In the wake of all the news around women's increased incidence of heart attacks, researchers at Brigham and Women's Hospital have come up with a new model for assessing risk in female patients. (Thanks to the tip from the Feminist Wire of Boston Globe's coverage.) Until now -- despite evidence that women exhibited different early signs of heart disease and heart attacks and doctors were failing to diagnose coronary disease in women as accurately as they did in men -- hospitals still used the same five criteria to measure risk developed from studies on men 40 years ago. (That's, like, when most public elementary schools still required that little girls wear dresses and Frank Sinatra's "Strangers in the Night" won album of the year.) Since up to 20 percent of women who suffer heart attacks and other coronary problems have none of the first five risk factors, it's hoped that the new model will help detect heart disease in those women who might have otherwise fallen through the cracks.
The new protocols use the five original factors -- age, smoking habits, blood pressure, total cholesterol and "good cholesterol," known as HDL -- and add two more: family history of heart disease and the level of C-reactive protein in the bloodstream, which can reveal elevated inflammation. This is all well and good, if long overdue. Since the Brigham owns a limited patent on C-reactive protein tests, receiving royalties every time the test is performed, it's still too early for fanfare.
A few inches away from women's historically neglected hearts, our lungs should inspire another reassessment of medical protocol. According to a new study published in the Journal of Clinical Oncology, over 20 percent of women with lung cancer -- the nation's No. 1 killer form of cancer -- never smoked, reports Reuters.

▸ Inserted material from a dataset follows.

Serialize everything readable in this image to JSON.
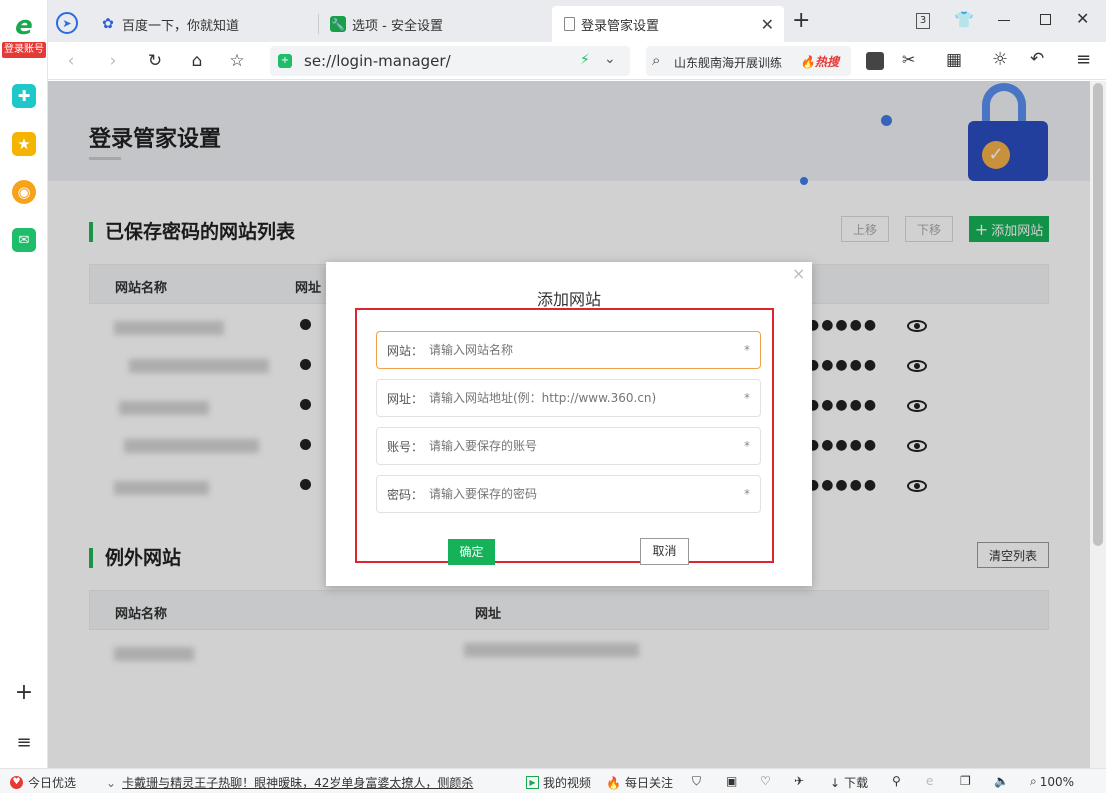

Why is this so important? An editorial by Sandy Phillips Britt in the San Francisco Chronicle provides a painful case in point. At 46 she was diagnosed with inoperable lung cancer and was given only a few months to live. Two years later, she received a second opinion that showed her earlier X-rays showed a fully operable level of cancer. Having never smoked a cigarette in her life, having steered clear of secondhand smoke like the plague, she still felt her misdiagnosis was in part a result of the stigma of a cancer that is assumed to have been brought on by bad habits. "Lung cancer is an unsympathetic cancer because most people who get it smoked," she writes. "Isn't it true that the 175,000 people that are diagnosed with lung cancer every year brought it on themselves?"
Although no doubt men with lung cancer suffer similar discrimination, it's worth noting that not only is lung cancer a disease that kills more people every year than breast, colon and prostate cancers combined and proportionally gets far less funding, women seem to be far more vulnerable to it. Not only are they twice as likely to get lung cancer from using tobacco as men, now we know that a large and fast growing percentage of them never smoked at all.